Even though her world record try was cut short, Hayes said the ride was always about raising money.

“It was always for ovarian cancer. It was to raise money and raise awareness. … The world record was something I wanted, but the more important thing to me was raising awareness and money.”

As of publication, Hayes’ and her team have raised over $120,000 for ovarian cancer research at the BC Cancer Foundation and Ovarian Cancer Canada.

“Today, thousands of Canadian women are living with ovarian cancer and another 3,100 will be diagnosed this year,” Hayes writes.

“I am riding so that the women who hear this story know the following: our pap tests do not test for ovarian cancer; we do not currently have a screening test; and that every [person] with ovaries is at risk. I will stop at nothing to see this through.”

Unsure if she’ll try the feat again, Hayes isn’t ready to say “never” to riding across the country once more.

“Apparently, it was just a bad year, but I had a bad year the last time I did it, as well,” she said. “Typically winds go from west to east, but each time I've done this ride, I've had headwinds and they've been pretty awful.

“The fire is still there. I'm definitely frustrated about the result. As an athlete, it’s hard to walk away from something like that. … it's still going to be something that eats at me, it's still going to be there. So, I'd love to say never again, but I think I'd end up eating those words, to be honest with you” Hayes said laughing.

Hayes said that without her support team and sponsors, the ride wouldn’t have been possible. Finding community in fellow cyclists has helped boost the fundraiser immensely.

“There was always a great risk involved with a challenge of this magnitude. While it’s devastating that the world record won’t be set, we’re not going to stop chasing the greater goal: to raise awareness for ovarian cancer,” Hayes wrote on Instagram.

More information about Hayes’ work can be found at her website, while donations for ovarian cancer research can be made at her donation page.

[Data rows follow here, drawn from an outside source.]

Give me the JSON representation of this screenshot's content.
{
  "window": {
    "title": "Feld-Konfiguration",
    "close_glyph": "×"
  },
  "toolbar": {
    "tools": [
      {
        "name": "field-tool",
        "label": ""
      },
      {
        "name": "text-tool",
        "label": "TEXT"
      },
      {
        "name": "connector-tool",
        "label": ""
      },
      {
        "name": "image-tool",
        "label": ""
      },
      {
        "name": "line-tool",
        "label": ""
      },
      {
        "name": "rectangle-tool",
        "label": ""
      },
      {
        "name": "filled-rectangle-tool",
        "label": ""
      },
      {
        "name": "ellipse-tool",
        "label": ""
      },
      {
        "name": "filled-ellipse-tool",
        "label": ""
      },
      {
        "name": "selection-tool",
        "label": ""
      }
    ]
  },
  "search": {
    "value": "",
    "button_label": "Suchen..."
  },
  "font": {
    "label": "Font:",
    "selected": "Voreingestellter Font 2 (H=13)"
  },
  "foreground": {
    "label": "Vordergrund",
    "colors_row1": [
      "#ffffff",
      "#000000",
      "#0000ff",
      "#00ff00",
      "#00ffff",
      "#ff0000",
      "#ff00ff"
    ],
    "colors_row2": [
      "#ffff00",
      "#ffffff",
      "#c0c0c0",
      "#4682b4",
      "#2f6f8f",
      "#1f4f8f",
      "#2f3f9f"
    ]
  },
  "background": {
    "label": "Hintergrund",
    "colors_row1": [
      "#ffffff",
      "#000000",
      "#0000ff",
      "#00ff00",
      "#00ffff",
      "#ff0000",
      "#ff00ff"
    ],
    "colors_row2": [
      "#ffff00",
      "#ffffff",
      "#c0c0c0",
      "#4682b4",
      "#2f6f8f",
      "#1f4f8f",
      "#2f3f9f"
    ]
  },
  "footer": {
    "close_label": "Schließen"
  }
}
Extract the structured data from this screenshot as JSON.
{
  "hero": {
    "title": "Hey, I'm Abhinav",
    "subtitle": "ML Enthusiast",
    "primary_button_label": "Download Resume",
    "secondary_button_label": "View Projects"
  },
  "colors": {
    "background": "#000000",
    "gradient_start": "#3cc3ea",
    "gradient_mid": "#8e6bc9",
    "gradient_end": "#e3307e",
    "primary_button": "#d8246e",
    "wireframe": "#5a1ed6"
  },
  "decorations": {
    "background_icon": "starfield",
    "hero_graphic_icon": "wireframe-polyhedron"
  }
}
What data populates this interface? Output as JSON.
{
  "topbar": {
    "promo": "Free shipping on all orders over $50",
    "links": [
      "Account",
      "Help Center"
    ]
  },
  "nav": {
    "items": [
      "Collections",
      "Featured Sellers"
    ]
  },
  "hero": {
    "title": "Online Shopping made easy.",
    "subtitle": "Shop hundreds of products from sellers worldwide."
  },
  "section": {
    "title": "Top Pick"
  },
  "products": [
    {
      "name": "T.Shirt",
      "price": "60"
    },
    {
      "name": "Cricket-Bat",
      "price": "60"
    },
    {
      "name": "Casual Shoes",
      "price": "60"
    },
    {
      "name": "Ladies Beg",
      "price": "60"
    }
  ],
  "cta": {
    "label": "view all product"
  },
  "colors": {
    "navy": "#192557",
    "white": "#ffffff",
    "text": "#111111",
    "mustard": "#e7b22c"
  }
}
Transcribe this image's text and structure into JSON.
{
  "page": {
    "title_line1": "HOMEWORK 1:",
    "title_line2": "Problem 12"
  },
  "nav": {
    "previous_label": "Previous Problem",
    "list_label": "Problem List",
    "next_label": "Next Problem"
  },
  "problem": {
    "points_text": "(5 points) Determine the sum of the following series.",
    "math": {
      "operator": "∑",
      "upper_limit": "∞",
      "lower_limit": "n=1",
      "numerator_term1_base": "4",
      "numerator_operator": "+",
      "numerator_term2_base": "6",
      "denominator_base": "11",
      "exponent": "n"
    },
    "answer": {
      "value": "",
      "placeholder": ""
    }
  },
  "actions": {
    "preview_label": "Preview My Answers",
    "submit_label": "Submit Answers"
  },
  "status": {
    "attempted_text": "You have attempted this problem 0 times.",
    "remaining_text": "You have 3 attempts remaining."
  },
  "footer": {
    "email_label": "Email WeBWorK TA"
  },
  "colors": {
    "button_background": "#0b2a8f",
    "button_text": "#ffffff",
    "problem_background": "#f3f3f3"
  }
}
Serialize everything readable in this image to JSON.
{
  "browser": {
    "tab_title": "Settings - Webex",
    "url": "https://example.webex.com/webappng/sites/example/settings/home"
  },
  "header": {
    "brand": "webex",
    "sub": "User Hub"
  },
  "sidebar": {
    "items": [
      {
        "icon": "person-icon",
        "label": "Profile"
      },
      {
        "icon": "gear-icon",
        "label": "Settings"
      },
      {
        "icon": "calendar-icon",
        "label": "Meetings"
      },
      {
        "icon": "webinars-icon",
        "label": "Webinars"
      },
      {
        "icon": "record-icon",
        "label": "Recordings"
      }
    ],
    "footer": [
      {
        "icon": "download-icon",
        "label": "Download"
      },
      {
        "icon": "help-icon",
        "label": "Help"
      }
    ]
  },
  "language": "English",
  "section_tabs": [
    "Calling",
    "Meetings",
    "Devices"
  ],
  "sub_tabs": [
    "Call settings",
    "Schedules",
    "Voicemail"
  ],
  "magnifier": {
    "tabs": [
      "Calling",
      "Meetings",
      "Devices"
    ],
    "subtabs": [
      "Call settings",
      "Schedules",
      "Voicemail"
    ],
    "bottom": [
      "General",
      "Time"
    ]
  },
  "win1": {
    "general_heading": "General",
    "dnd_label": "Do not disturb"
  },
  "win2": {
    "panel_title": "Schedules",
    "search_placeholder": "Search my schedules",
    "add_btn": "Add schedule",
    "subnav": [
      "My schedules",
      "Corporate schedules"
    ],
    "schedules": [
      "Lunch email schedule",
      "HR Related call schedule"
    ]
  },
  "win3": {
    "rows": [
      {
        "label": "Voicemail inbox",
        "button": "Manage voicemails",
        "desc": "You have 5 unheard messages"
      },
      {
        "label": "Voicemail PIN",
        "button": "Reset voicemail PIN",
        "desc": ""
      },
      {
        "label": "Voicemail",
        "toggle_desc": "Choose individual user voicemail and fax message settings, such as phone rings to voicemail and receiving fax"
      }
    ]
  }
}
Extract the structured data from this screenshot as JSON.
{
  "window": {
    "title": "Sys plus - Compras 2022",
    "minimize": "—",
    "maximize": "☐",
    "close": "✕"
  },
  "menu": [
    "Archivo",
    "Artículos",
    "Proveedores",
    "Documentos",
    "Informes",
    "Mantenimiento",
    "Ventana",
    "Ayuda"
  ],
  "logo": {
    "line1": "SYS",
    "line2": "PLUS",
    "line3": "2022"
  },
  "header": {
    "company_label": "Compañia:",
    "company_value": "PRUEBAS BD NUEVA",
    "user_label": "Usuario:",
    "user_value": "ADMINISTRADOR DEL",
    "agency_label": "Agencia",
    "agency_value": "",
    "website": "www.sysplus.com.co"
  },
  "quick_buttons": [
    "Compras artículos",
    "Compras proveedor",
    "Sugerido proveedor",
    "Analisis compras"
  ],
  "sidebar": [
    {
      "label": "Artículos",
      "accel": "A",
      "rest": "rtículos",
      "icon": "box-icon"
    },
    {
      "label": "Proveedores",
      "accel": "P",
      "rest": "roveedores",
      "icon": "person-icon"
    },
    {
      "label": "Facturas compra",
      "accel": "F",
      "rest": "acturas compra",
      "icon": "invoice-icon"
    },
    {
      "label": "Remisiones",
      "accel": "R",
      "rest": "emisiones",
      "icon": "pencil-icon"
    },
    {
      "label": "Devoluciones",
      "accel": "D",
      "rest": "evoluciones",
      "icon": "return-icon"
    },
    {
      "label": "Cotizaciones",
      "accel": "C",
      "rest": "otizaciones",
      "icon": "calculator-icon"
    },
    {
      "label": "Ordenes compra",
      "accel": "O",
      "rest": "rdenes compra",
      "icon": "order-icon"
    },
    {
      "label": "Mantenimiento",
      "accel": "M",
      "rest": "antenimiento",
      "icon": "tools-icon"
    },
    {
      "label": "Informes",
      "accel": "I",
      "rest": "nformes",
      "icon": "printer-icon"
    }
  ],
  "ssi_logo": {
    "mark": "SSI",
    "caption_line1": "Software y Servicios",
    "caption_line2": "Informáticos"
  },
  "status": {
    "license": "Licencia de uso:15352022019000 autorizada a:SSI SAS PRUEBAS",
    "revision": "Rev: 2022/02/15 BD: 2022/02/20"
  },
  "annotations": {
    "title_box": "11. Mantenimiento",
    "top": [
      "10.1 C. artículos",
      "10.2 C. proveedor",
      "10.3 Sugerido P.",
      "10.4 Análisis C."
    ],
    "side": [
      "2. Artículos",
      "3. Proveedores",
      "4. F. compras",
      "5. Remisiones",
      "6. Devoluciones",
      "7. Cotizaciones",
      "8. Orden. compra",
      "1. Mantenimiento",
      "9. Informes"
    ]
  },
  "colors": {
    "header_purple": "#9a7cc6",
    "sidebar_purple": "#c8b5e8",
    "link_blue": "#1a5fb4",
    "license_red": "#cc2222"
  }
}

Charlie Carey is the North Shore News' Indigenous and civic affairs reporter. This reporting beat is made possible by the Local Journalism Initiative.